Oceanographers and the Cold War: Disciples of Marine Science (Paperback)
Oceanographers and the Cold War is about patronage, politics, and the community of scientists. It is the first book to examine the study of the oceans during the Cold War era and explore the international focus of American oceanographers, taking into account the roles of the US Navy, US foreign policy, and scientists throughout the world. Jacob Darwin Hamblin demonstrates that to understand the history of American oceanography, one must consider its role in both conflict and cooperation with other nations.
Paradoxically, American oceanography after World War II was enmeshed in the military-industrial complex while characterized by close international cooperation. The military dimension of marine science--with its involvement in submarine acoustics, fleet operations, and sea-launched nuclear missiles--coexisted with data exchange programs with the Soviet Union and global operations in seas without borders.
From an uneasy cooperation with the Soviet bloc in the International Geophysical Year of 1957-58, to the NATO Science Committee in the late 1960s, which excluded the Soviet Union, to the US Marine Sciences Council, which served as an important national link between scientists and the government, Oceanographers and the Cold War reveals the military and foreign policy goals served by US government involvement in cooperative activities between scientists, such as joint cruises and expeditions.

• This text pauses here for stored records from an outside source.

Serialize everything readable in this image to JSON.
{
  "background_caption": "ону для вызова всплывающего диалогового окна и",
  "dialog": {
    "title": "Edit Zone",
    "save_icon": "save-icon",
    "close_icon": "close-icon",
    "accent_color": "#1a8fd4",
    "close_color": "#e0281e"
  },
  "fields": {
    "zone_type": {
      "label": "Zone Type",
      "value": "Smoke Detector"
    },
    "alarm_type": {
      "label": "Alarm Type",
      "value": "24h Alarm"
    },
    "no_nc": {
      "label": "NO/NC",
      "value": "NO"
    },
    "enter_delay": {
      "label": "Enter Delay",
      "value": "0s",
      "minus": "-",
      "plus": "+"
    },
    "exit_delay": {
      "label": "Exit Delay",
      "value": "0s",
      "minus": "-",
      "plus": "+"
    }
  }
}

It demonstrates as well the extent to which oceanographers used international cooperation as a vehicle to pursue patronage from military, government, and commercial sponsors during the Cold War, as they sought support for their work by creating "disciples of marine science" wherever they could.
About the Author

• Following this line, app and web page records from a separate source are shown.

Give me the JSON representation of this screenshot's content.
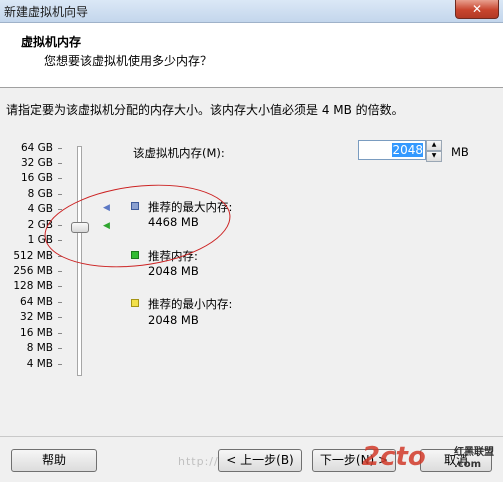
{
  "window": {
    "title": "新建虚拟机向导",
    "close_glyph": "✕"
  },
  "header": {
    "title": "虚拟机内存",
    "subtitle": "您想要该虚拟机使用多少内存？"
  },
  "instruction": "请指定要为该虚拟机分配的内存大小。该内存大小值必须是 4 MB 的倍数。",
  "memory": {
    "label": "该虚拟机内存(M):",
    "value": "2048",
    "unit": "MB"
  },
  "scale_ticks": [
    "64 GB",
    "32 GB",
    "16 GB",
    "8 GB",
    "4 GB",
    "2 GB",
    "1 GB",
    "512 MB",
    "256 MB",
    "128 MB",
    "64 MB",
    "32 MB",
    "16 MB",
    "8 MB",
    "4 MB"
  ],
  "slider": {
    "current_value_mb": 2048
  },
  "legend": {
    "max": {
      "label": "推荐的最大内存:",
      "value": "4468 MB",
      "color": "#8aa0d0"
    },
    "rec": {
      "label": "推荐内存:",
      "value": "2048 MB",
      "color": "#33bb33"
    },
    "min": {
      "label": "推荐的最小内存:",
      "value": "2048 MB",
      "color": "#f2e04a"
    }
  },
  "buttons": {
    "help": "帮助",
    "back": "< 上一步(B)",
    "next": "下一步(N) >",
    "cancel": "取消"
  },
  "watermark": {
    "url": "http://",
    "logo": "2cto",
    "brand_line1": "红黑联盟",
    "brand_line2": ".com"
  }
}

Jacob Darwin Hamblin is professor of history at Oregon State University. He is the author of several books, including The Wretched Atom: America's Global Gamble with Peaceful Nuclear Technology and Poison in the Well: Radioactive Waste in the Oceans at the Dawn of the Nuclear Age.